Financial stocks were in the spotlight on Monday and buyers of investment banks emerged during the afternoon as crowded short positions were cut said traders. Among banks in the news, Bear Stearns rose 2 per cent to $107.50 and traded at a high of $109.56. News that Joseph Lewis, a UK billionaire has accumulated a 7 per cent stake boosted the investment bank which has fallen more than 35 per cent this year as problems in the subprime mortgage market have intensified. In a filing with the U.S. Securities and Exchange Commission, Mr Lewis disclosed the purchase of some $860m in stock.
Weakness in the sector early on Monday reflected fear among investors that banks would largely have to fund the commitments of investment vehicles that could no longer raise finance from commercial paper investors.
Over the past four weeks, the asset-backed commercial paper has shrunk by nearly 20 per cent and this has pushed money market rates well above their usual levels. Although money rates fell slightly on Monday, they remain at elevated levels when compared with the investors’ expectation of rate cuts.
Beyond the shrinking CP market, banks also face a $300bn backlog of unsold high-yield loans and bonds.In the worst case scenario, banks could be left holding this debt on their balance sheets if investors resist their overtures.
There was a sign that the expected sale of $14bn in loans that would help fund the $26bn buy-out of First Data, the largest US payment processor, appeared closer to fruition.
Kohlberg Kravis Roberts, the buy-out firm behind the deal, has reportedly agreed to the loans having covenants that would provide some protection for buyers of the debt. Shares in FDC rose 0.2 per cent to $33.29, below KKR’s agreed purchase price of $34.
Analysts at CreditSights said Citigroup had the greatest exposure in dollar terms among the big three US commercial banks to any markdown in the value of their mortgage-related retained interest and leveraged loans.
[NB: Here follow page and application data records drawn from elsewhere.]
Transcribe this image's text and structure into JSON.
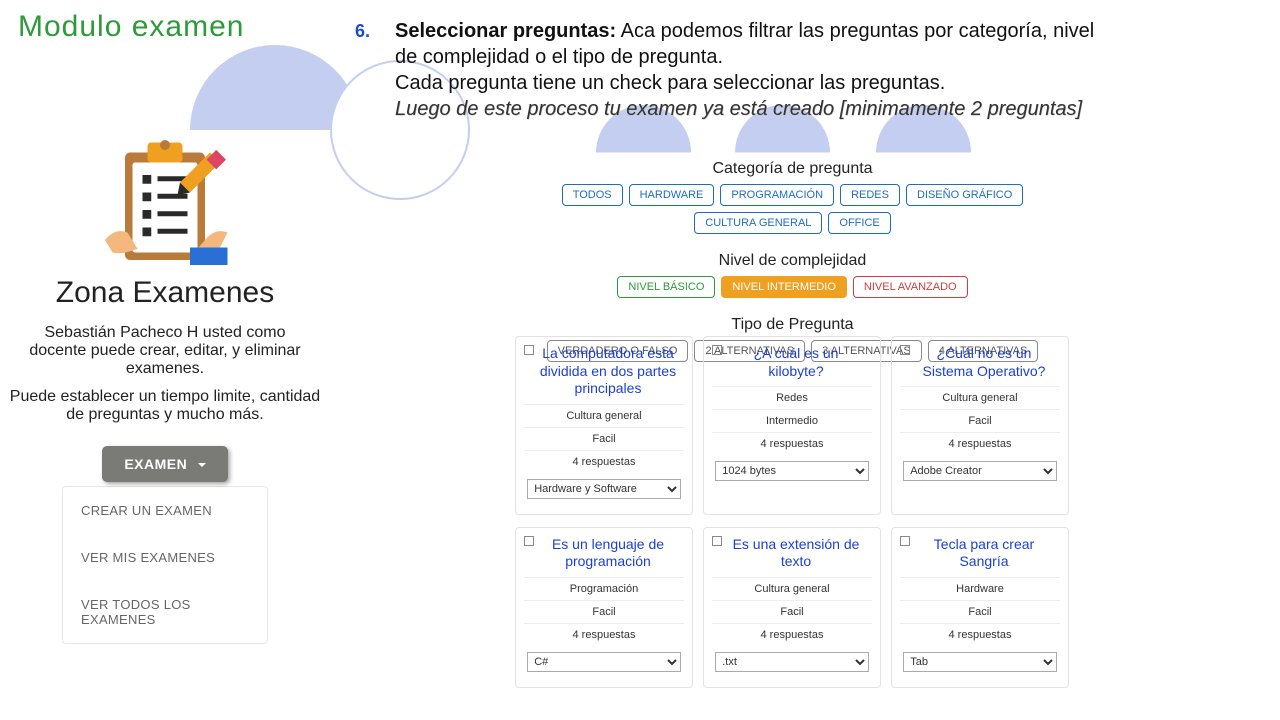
{
  "app_title": "Modulo examen",
  "instruction": {
    "number": "6.",
    "bold": "Seleccionar preguntas:",
    "line1": " Aca podemos filtrar las preguntas por categoría, nivel de complejidad o el tipo de pregunta.",
    "line2": "Cada pregunta tiene un check para seleccionar las preguntas.",
    "italic": "Luego de este proceso tu examen ya está creado [minimamente 2 preguntas]"
  },
  "sidebar": {
    "zone_title": "Zona Examenes",
    "desc1": "Sebastián Pacheco H usted como docente puede crear, editar, y eliminar examenes.",
    "desc2": "Puede establecer un tiempo limite, cantidad de preguntas y mucho más.",
    "button": "EXAMEN",
    "menu": [
      "CREAR UN EXAMEN",
      "VER MIS EXAMENES",
      "VER TODOS LOS EXAMENES"
    ]
  },
  "filters": {
    "category": {
      "label": "Categoría de pregunta",
      "items": [
        "TODOS",
        "HARDWARE",
        "PROGRAMACIÓN",
        "REDES",
        "DISEÑO GRÁFICO",
        "CULTURA GENERAL",
        "OFFICE"
      ]
    },
    "level": {
      "label": "Nivel de complejidad",
      "items": [
        {
          "text": "NIVEL BÁSICO",
          "style": "green"
        },
        {
          "text": "NIVEL INTERMEDIO",
          "style": "orange"
        },
        {
          "text": "NIVEL AVANZADO",
          "style": "red"
        }
      ]
    },
    "type": {
      "label": "Tipo de Pregunta",
      "items": [
        "VERDADERO O FALSO",
        "2 ALTERNATIVAS",
        "3 ALTERNATIVAS",
        "4 ALTERNATIVAS"
      ]
    }
  },
  "questions": [
    {
      "q": "La computadora está dividida en dos partes principales",
      "cat": "Cultura general",
      "lvl": "Facil",
      "resp": "4 respuestas",
      "ans": "Hardware y Software"
    },
    {
      "q": "¿A cuál es un kilobyte?",
      "cat": "Redes",
      "lvl": "Intermedio",
      "resp": "4 respuestas",
      "ans": "1024 bytes"
    },
    {
      "q": "¿Cuál no es un Sistema Operativo?",
      "cat": "Cultura general",
      "lvl": "Facil",
      "resp": "4 respuestas",
      "ans": "Adobe Creator"
    },
    {
      "q": "Es un lenguaje de programación",
      "cat": "Programación",
      "lvl": "Facil",
      "resp": "4 respuestas",
      "ans": "C#"
    },
    {
      "q": "Es una extensión de texto",
      "cat": "Cultura general",
      "lvl": "Facil",
      "resp": "4 respuestas",
      "ans": ".txt"
    },
    {
      "q": "Tecla para crear Sangría",
      "cat": "Hardware",
      "lvl": "Facil",
      "resp": "4 respuestas",
      "ans": "Tab"
    }
  ]
}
CreditSights had reduced earnings estimates for Citi, JPMorgan and Bank of America, but said the big banks were more insulated to such exposures than other institutions.
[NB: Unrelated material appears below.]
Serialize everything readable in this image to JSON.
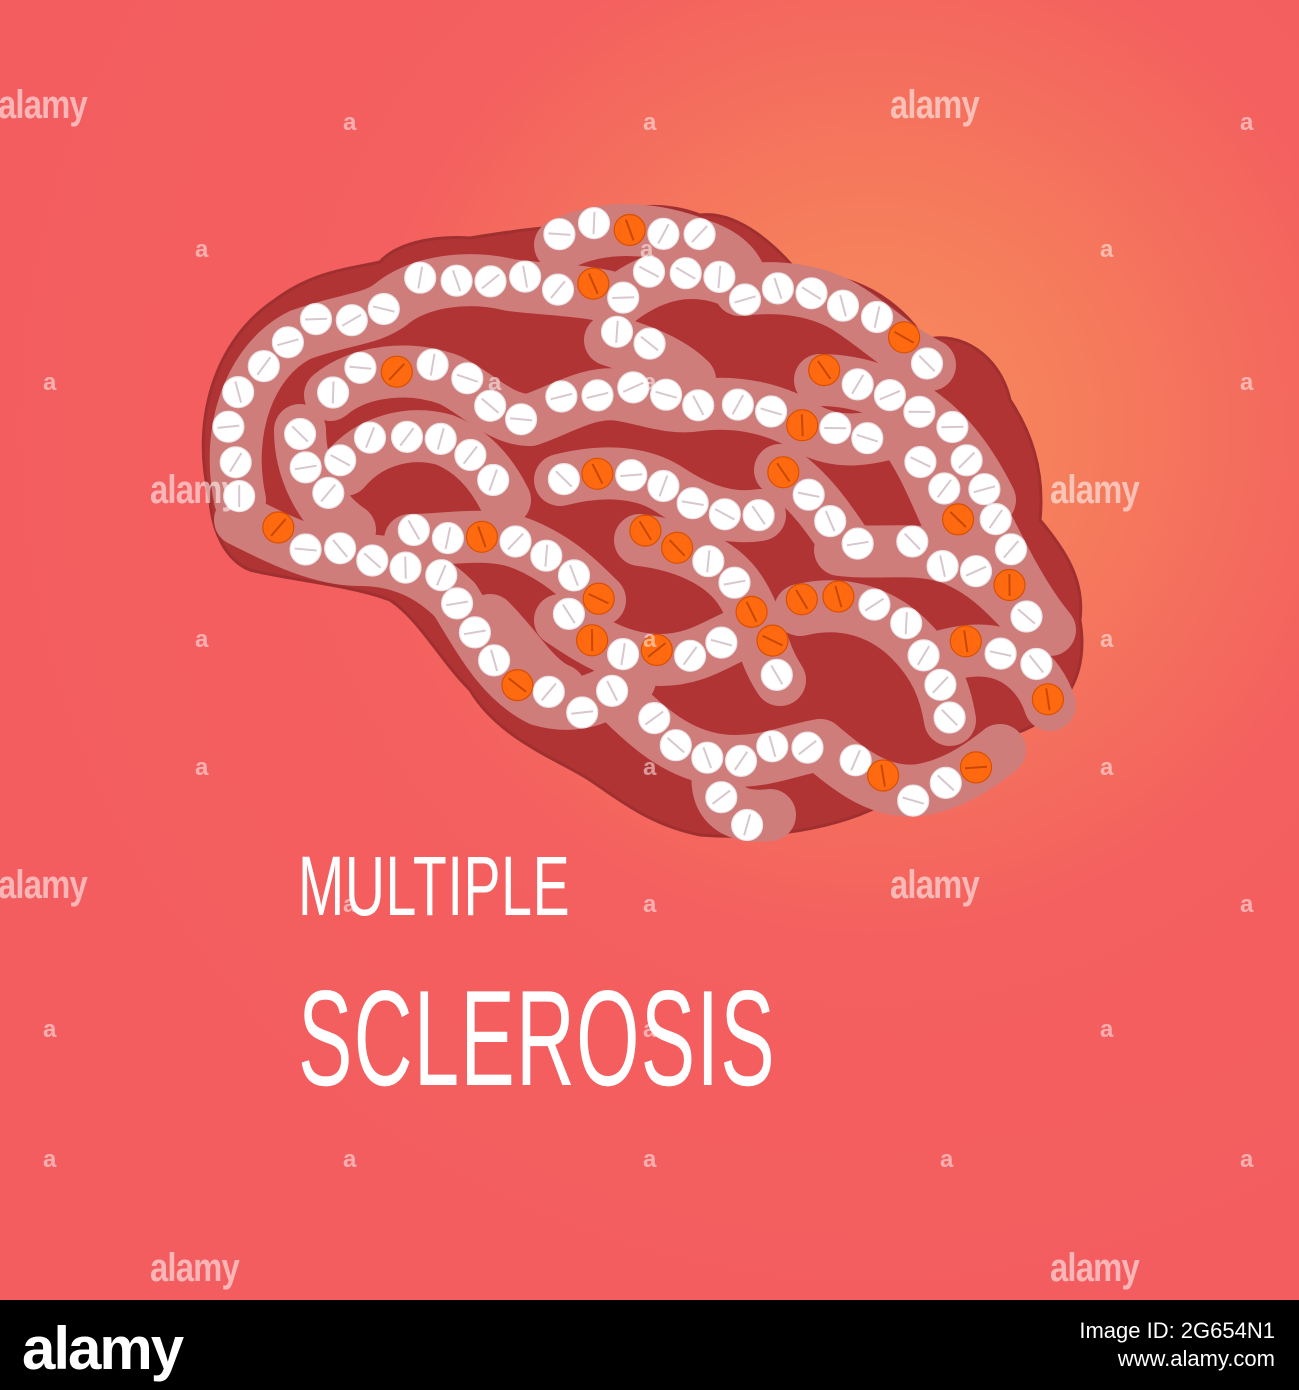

CreditSights said it considered the big banks as havens of quality in the financial sector, retaining the longer-term advantages of diversity and sizeable deposit funding.
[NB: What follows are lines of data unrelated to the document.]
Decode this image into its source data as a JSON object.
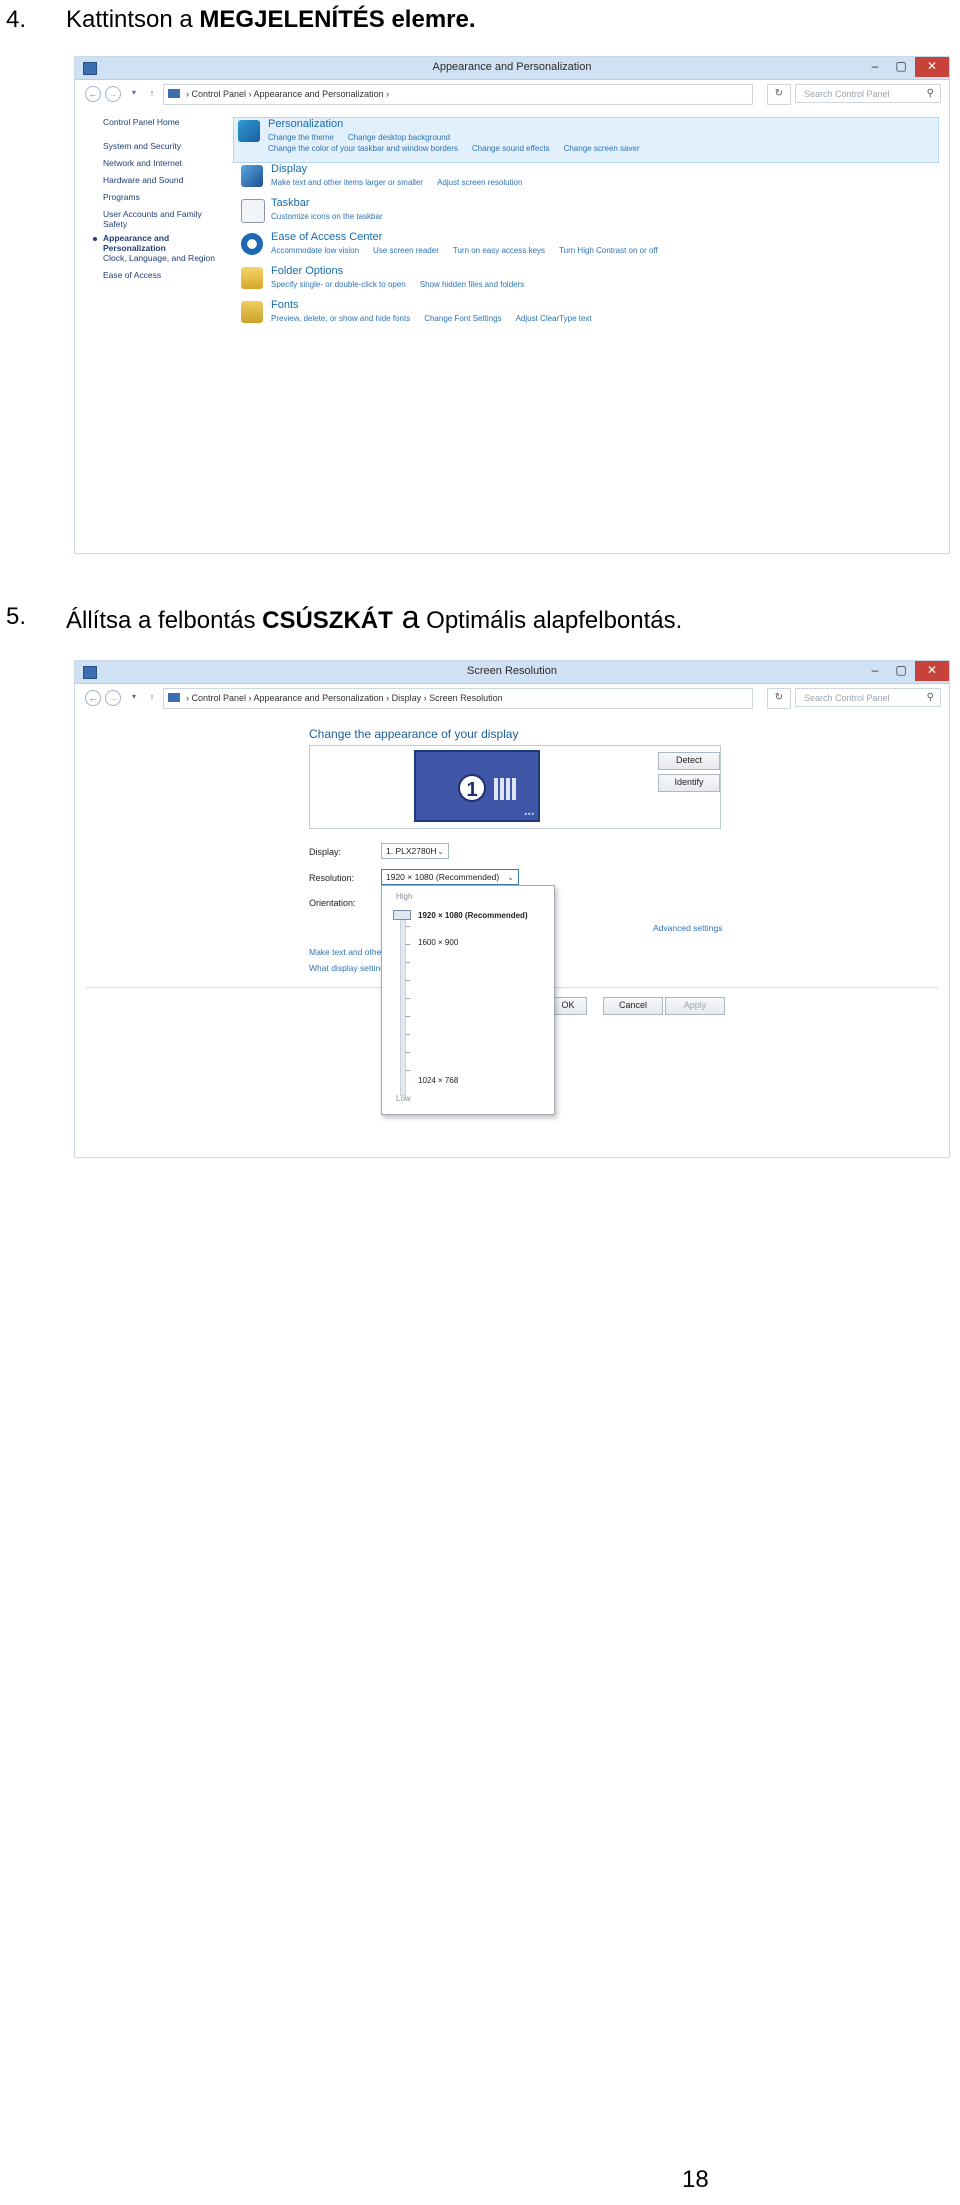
{
  "step4": {
    "number": "4.",
    "text": "Kattintson a ",
    "bold": "MEGJELENÍTÉS elemre."
  },
  "shot1": {
    "title": "Appearance and Personalization",
    "breadcrumb": "›  Control Panel  ›  Appearance and Personalization  ›",
    "search_placeholder": "Search Control Panel",
    "sidebar": [
      "Control Panel Home",
      "System and Security",
      "Network and Internet",
      "Hardware and Sound",
      "Programs",
      "User Accounts and Family Safety",
      "Appearance and Personalization",
      "Clock, Language, and Region",
      "Ease of Access"
    ],
    "categories": [
      {
        "name": "Personalization",
        "icon": "personalization-icon",
        "links": [
          "Change the theme",
          "Change desktop background"
        ],
        "links2": [
          "Change the color of your taskbar and window borders",
          "Change sound effects",
          "Change screen saver"
        ]
      },
      {
        "name": "Display",
        "icon": "display-icon",
        "links": [
          "Make text and other items larger or smaller",
          "Adjust screen resolution"
        ],
        "links2": []
      },
      {
        "name": "Taskbar",
        "icon": "taskbar-icon",
        "links": [
          "Customize icons on the taskbar"
        ],
        "links2": []
      },
      {
        "name": "Ease of Access Center",
        "icon": "ease-of-access-icon",
        "links": [
          "Accommodate low vision",
          "Use screen reader",
          "Turn on easy access keys",
          "Turn High Contrast on or off"
        ],
        "links2": []
      },
      {
        "name": "Folder Options",
        "icon": "folder-icon",
        "links": [
          "Specify single- or double-click to open",
          "Show hidden files and folders"
        ],
        "links2": []
      },
      {
        "name": "Fonts",
        "icon": "fonts-icon",
        "links": [
          "Preview, delete, or show and hide fonts",
          "Change Font Settings",
          "Adjust ClearType text"
        ],
        "links2": []
      }
    ]
  },
  "step5": {
    "number": "5.",
    "text1": "Állítsa a felbontás ",
    "bold": "CSÚSZKÁT",
    "big": " a",
    "text2": " Optimális alapfelbontás."
  },
  "shot2": {
    "title": "Screen Resolution",
    "breadcrumb": "›  Control Panel  ›  Appearance and Personalization  ›  Display  ›  Screen Resolution",
    "search_placeholder": "Search Control Panel",
    "heading": "Change the appearance of your display",
    "monitor_number": "1",
    "detect": "Detect",
    "identify": "Identify",
    "display_label": "Display:",
    "display_value": "1. PLX2780H",
    "resolution_label": "Resolution:",
    "resolution_value": "1920 × 1080 (Recommended)",
    "orientation_label": "Orientation:",
    "advanced": "Advanced settings",
    "link1": "Make text and other",
    "link2": "What display setting",
    "ok": "OK",
    "cancel": "Cancel",
    "apply": "Apply",
    "popup": {
      "high": "High",
      "low": "Low",
      "opt1": "1920 × 1080 (Recommended)",
      "opt2": "1600 × 900",
      "opt3": "1024 × 768",
      "slider_position": 1.0
    }
  },
  "page_number": "18"
}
Shares in Citigroup fell 0.4 per cent at $45.30, a fall of 18.7 per cent for the year. JPMorgan gained 0.9 per cent to $43.93, paring its decline in 2007 to 9 per cent, while Bank of America fell 0.1 per cent at $48.96, taking its loss for the year to 8.3 per cent.
Traders noted buying of put options on Citigroup on Monday. “It is possible they could be aggressively hedging long stock positions, or speculating on continued weakness over the next month,” said analysts at Susquehanna Financial Group. The options expire a day before the bank releases its third-quarter results on October 19. Countrywide declined 5.5 per cent to $17.21, after a slide of 4 per cent on Friday. The largest US mortgage lender plans to cut upwards of 12,000 jobs over the next three months.
The beleagured S&P homebuilder index fell 2.9 per cent and has now fallen two-thirds in value from its peak in 2005. While investors waited for a lower Fed funds rate this month, the dollar came under further pressure.
The dollar index, which measures the dollar against a basket of currencies, extended Friday’s decline below 80 to a fresh 15-year low. For now, the weak dollar has helped boost the appeal of large multinational companies, such as those in the technology sector, analysts said.
The Nasdaq 100 index is up 11.6 per cent this year, well ahead of the S&P’s rise of 2.4 per cent.
“There is an increasing sense that the global technology ‘cycle’ has become somewhat disconnected from the wider economic cycle,” Lehman Brothers said. “At the foot of the technology food chain, the semiconductor “space” has begun to experience an improvement in revenue growth, just as other measures of global economic activity have been weakening.”
Advanced Micro Devices rose 2.6 per cent to $12.94 after it launched its latest server computer chip.
Intel reversed a rise to $26.22 in early trade after boosting its sales outlook. The stock fell 0.5 per cent to close at $25.35.